Complementarity.........:   3.7713488091294136e-09    3.7713488091294136e-09
Overall NLP error.......:   5.5344657856725436e-08    5.5344657856725436e-08

Number of objective function evaluations             = 31
Number of objective gradient evaluations             = 31
Number of equality constraint evaluations            = 0
Number of inequality constraint evaluations          = 31
Number of equality constraint Jacobian evaluations   = 0
Number of inequality constraint Jacobian evaluations = 31
Number of Lagrangian Hessian evaluations             = 0
Total CPU secs in IPOPT (w/o function evaluations)   =      5.012
Total CPU secs in NLP function evaluations           =     47.108

EXIT: Solved To Acceptable Level.
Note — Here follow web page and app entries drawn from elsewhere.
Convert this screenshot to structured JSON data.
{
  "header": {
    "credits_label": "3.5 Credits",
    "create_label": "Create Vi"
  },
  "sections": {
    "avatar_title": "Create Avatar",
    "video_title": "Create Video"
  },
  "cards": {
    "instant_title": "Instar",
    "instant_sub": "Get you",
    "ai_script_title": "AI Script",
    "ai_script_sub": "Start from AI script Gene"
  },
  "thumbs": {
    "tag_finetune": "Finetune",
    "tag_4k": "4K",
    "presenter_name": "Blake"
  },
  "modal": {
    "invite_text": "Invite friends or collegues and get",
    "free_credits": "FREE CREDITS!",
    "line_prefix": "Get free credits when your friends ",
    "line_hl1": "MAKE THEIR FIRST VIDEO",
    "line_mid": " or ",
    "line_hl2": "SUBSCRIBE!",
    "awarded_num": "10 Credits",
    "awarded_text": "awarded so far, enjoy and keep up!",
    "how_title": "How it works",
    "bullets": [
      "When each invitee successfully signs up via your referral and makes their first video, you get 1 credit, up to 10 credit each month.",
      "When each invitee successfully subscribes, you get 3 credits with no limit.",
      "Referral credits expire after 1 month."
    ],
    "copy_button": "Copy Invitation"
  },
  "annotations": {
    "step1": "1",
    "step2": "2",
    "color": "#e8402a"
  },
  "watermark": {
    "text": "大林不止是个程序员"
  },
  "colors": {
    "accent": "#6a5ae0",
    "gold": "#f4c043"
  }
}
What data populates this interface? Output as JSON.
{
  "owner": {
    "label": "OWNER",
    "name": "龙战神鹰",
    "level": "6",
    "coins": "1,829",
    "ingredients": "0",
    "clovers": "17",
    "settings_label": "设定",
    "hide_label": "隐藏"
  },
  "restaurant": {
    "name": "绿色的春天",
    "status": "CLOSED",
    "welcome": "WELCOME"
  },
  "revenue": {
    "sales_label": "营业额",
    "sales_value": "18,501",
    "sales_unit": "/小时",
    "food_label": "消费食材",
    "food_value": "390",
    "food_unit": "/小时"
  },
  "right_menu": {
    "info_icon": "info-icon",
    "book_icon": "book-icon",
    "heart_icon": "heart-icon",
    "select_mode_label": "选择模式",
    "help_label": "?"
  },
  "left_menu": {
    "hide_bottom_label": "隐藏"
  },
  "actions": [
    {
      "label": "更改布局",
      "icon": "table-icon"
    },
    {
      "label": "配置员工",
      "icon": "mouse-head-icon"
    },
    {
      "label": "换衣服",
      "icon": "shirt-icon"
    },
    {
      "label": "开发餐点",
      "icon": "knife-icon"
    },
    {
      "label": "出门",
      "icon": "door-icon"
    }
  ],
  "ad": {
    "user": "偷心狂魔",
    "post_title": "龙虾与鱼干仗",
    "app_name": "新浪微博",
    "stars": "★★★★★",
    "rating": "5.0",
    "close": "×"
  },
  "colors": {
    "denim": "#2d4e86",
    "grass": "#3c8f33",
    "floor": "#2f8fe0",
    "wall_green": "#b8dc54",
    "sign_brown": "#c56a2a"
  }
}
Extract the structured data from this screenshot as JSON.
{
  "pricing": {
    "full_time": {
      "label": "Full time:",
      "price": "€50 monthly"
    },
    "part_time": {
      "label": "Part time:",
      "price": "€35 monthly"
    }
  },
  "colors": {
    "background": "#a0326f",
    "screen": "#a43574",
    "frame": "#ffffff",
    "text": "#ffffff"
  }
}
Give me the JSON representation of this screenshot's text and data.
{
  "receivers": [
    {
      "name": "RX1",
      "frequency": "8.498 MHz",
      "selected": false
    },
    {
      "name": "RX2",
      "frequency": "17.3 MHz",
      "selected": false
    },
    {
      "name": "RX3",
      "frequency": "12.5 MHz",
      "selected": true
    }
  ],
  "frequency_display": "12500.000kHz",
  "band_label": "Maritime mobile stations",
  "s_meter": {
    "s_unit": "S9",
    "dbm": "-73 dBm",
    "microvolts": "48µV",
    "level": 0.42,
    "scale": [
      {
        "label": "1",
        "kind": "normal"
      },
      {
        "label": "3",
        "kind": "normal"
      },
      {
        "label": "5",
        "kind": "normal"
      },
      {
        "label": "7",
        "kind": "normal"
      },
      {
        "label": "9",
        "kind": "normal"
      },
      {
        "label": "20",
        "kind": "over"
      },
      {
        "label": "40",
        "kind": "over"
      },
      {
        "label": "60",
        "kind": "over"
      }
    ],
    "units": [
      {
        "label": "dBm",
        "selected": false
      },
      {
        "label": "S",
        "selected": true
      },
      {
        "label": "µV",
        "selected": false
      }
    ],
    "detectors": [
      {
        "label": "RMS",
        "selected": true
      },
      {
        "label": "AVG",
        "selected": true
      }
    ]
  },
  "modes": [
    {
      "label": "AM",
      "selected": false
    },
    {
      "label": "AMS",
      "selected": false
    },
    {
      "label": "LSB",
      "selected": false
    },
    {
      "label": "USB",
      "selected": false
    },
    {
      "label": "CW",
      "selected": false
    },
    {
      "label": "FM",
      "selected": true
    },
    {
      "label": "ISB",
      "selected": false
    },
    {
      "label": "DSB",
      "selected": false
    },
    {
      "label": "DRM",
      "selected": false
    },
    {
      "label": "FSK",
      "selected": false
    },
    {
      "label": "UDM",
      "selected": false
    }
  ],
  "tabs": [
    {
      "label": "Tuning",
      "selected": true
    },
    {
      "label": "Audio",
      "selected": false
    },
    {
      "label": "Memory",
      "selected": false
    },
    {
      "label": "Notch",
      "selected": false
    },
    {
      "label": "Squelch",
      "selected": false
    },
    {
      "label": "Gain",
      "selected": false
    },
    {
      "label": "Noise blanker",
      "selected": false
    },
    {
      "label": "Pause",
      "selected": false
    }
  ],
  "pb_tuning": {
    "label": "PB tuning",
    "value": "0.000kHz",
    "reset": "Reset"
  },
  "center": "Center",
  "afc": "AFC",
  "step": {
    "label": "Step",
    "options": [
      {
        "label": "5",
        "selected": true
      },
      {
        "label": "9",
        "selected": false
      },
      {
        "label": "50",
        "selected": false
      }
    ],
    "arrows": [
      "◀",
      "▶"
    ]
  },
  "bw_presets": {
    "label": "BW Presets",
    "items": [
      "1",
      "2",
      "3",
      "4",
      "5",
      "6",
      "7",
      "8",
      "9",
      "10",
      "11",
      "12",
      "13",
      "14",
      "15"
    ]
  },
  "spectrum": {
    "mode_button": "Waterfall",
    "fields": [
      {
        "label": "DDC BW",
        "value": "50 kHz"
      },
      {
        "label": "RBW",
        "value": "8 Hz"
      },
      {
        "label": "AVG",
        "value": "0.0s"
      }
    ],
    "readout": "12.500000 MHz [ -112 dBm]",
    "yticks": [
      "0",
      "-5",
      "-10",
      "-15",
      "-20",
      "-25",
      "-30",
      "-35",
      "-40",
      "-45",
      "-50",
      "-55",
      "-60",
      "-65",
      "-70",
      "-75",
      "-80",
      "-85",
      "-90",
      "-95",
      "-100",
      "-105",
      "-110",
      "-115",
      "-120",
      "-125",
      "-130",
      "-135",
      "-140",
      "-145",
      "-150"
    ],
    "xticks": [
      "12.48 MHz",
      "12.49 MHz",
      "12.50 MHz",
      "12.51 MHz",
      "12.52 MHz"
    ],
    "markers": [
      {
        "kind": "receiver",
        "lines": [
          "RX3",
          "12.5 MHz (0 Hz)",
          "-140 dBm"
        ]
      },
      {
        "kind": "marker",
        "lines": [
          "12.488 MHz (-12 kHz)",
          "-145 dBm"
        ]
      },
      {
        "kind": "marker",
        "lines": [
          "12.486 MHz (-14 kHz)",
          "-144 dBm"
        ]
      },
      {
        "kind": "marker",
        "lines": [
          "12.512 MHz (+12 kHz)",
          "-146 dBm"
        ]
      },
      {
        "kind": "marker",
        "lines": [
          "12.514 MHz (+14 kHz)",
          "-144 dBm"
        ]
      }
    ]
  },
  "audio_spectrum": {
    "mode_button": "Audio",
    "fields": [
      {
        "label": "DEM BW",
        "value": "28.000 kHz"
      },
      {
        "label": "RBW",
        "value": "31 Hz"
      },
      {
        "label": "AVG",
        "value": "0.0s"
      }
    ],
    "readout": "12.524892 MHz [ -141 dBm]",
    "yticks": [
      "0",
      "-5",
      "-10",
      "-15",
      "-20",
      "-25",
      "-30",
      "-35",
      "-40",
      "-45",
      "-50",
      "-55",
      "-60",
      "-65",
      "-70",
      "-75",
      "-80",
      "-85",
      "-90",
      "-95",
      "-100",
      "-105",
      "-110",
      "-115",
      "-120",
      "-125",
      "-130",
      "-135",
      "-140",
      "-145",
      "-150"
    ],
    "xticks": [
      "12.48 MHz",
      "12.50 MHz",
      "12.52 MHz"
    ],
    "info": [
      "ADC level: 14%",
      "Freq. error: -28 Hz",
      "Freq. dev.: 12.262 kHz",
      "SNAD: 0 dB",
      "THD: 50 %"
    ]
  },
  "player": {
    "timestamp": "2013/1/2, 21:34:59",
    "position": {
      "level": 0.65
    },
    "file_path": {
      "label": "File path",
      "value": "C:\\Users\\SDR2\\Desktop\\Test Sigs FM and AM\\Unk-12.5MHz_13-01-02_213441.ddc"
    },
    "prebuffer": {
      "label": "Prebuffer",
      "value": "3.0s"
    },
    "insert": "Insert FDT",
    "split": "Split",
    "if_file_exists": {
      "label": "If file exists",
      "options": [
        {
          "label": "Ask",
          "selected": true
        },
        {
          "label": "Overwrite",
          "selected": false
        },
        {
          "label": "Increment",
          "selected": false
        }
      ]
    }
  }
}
The optimisation iterations can be visualised by opening output/control_iterations.pvd in paraview. The resulting solution exhibits fascinating dendritic structures, similar to the reference solution found in [3E-GHBS06].

See also examples/poisson-topology/poisson-topology-3d.py for a 3-dimensional generalisation of this example, with the following solution:

References

 [3E-BendsoeS03] (1, 2) M. P. Bendsøe and O. Sigmund. Topology Optimization: Theory, Methods and Applications. Springer, 2003.
 [3E-GHBS06] (1, 2) A. Gersborg-Hansen, M.P. Bendsøe, and O. Sigmund. Topology optimization of heat conduction problems using the finite volume method. Structural and Multidisciplinary Optimization, 31(4):251–259, 2006. doi:10.1007/s00158-005-0584-3.
 [3E-LS11] B. S. Lazarov and O. Sigmund. Filters in topology optimization based on Helmholtz-type differential equations. International Journal for Numerical Methods in Engineering, 86(6):765–781, 2011. doi:10.1002/nme.3072.
 [3E-NW06] J. Nocedal and S. J Wright. Numerical Optimization. Springer Verlag, 2006.
 [3E-WachterB06] A. Wächter and L. T. Biegler. On the implementation of an interior-point filter line-search algorithm for large-scale nonlinear programming. Mathematical Programming, 106(1):25–57, 2006. doi:10.1007/s10107-004-0559-y.